To say this has been an odd year in college admissions would be an understatement. The complexity and the uncertainty and the pressures of the season are all part of what we signed up for as part of the job, of course. While the profession can be a roller-coaster, it's also a lot of fun and quite gratifying. I'm now in the 38th year of doing this, and I wouldn't change it for the world.
But with the upheaval of the pandemic comes great uncertainty. Colgate applications went up 102%. Harvard reported being up 42%. Campuses in the University of Florida system are down by as much as 50%. What does it all mean? It means trying to figure out how fall will look is harder than it's ever been. (Edit: I've been sent this update suggesting University of Florida is actually up a bit in applications. I had done a news search but did not find it originally).
In order to know how many students to admit, we have to figure out what percentage of those admitted will enroll. For those of you who don't live and breathe college admissions, that's what we call the "yield rate."
Every year, someone asks me, "What if everyone you admit enrolls?" and I have to assure them that this is not something we ever worry about. In fact, at most colleges, most students (by a lot) who are admitted don't enroll. (The overall percentage keeps falling, and now is about 25%, meaning only one of every four admits, as shown on the pink line below, enrolls).

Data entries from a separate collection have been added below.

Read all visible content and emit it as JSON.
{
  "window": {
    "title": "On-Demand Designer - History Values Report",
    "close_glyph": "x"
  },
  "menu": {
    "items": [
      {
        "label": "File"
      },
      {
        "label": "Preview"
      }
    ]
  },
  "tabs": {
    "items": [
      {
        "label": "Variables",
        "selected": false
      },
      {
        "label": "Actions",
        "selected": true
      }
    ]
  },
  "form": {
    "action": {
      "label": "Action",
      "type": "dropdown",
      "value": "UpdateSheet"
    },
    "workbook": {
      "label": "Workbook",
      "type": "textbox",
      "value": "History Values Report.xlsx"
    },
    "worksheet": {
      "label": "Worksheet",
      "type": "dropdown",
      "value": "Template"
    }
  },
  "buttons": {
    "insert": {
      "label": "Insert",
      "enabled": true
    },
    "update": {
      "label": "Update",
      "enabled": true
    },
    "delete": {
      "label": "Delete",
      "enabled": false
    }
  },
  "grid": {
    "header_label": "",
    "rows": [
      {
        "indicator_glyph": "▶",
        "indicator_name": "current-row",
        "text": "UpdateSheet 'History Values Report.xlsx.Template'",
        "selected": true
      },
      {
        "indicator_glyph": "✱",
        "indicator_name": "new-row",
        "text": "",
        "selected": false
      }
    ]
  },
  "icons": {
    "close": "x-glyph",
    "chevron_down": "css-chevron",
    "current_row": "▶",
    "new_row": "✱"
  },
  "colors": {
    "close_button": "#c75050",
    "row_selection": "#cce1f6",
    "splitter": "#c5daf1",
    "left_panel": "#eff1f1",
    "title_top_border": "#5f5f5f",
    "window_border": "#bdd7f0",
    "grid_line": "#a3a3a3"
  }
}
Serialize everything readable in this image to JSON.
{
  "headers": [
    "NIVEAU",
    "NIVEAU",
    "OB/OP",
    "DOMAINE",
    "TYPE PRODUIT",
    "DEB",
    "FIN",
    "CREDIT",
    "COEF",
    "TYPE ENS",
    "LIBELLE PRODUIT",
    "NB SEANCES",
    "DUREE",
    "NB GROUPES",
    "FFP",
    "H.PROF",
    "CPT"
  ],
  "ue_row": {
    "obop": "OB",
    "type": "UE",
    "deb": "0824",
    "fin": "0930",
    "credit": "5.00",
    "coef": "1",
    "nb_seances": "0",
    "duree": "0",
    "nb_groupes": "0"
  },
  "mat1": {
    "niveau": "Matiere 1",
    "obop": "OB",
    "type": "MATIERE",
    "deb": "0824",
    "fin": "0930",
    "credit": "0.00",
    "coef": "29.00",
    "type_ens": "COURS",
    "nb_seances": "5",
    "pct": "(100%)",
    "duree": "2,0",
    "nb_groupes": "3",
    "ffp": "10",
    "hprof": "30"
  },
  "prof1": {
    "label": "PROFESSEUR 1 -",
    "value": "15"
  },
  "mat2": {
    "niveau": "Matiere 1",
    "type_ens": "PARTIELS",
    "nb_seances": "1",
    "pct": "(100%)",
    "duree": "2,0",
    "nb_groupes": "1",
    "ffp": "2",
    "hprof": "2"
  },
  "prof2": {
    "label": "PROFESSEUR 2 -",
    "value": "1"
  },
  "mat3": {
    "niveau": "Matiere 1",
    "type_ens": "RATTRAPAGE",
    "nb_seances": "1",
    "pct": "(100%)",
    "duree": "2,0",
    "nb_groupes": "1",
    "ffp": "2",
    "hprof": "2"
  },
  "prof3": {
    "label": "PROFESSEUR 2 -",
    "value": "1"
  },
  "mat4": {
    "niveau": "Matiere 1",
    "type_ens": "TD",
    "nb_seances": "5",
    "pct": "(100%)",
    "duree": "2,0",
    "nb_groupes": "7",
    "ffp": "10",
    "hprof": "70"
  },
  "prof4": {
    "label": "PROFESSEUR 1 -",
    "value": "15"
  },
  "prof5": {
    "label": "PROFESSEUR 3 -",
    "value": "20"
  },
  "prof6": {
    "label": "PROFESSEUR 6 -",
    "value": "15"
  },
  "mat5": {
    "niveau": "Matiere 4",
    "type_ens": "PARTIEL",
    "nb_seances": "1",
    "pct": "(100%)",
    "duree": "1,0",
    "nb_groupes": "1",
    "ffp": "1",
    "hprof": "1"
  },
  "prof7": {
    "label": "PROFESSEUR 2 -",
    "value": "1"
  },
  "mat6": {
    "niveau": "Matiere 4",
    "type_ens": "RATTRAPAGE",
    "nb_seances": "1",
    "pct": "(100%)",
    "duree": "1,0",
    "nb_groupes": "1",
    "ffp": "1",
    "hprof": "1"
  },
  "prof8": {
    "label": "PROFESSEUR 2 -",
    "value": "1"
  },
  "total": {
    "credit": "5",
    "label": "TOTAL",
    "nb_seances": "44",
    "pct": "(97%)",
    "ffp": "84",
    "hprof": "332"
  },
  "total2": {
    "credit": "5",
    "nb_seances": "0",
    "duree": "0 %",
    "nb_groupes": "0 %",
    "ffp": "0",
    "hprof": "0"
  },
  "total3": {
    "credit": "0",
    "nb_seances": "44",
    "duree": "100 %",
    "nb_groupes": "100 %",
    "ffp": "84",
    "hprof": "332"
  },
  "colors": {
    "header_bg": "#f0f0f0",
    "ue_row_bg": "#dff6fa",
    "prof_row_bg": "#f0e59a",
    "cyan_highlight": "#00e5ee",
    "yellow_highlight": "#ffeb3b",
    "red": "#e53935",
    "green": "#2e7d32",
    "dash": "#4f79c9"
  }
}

It's a delicate balance to get your new student enrollment right: Too few students and the university budget can be affected. Too many, and you're facing problems with over-crowded classrooms and residence halls, if you even have the ability to enroll more. It's never easy to predict how several thousand 18-year-olds will behave. This year, none of the things we'd normally use to predict yield rate is as reliable as it's been in the past, and that means it can be harder to make admissions decisions.
Like a lot of universities, our application numbers at Oregon State are very solid this year, up 40% over last year at this time (and in consideration of all that students are dealing with, we're likely to keep the application process open well past our deadline, especially for Oregon residents. You can always email me at firstname.lastname@example.org to check if we're still open.) In addition to the record number of applications, we have a few hundred admitted students who wanted to attend last year but who decided they couldn't due to COVID challenges. They have spots in Fall, 2021 reserved for them. While positive admissions trends are generally considered a good thing, increases like this can be a little scary to those of us who do this for a living.
So, counselors, please tell your students: If they've applied and/or been admitted, but
have decided to attend another college, just let us know. Call the office, drop
us an email from the account we have for you, click on the survey we send, or just go into your student
portal and make a few clicks. It would be enormously helpful for us,
but you'll also be doing a favor for the students who are eager to attend but might not be
admitted yet. (Just to be clear, students still have until May 1 to make their decision, so there is no pressure to do so before then. But once a decision has been made, we appreciate knowing.)
We do this every year, but this year everything we do, including this, seems to be taking on greater importance. So, let us know?
We're not going to take it personally. Honestly. You'll be doing us a favor by giving it to us straight.
I think I speak for my colleagues at colleges and universities across the country, but I know for sure that we'd appreciate hearing from you Out Here in Oregon.
I don't see a key to the graph. Am I being dense?
I love your analysis is it possible to access the charts in this blog?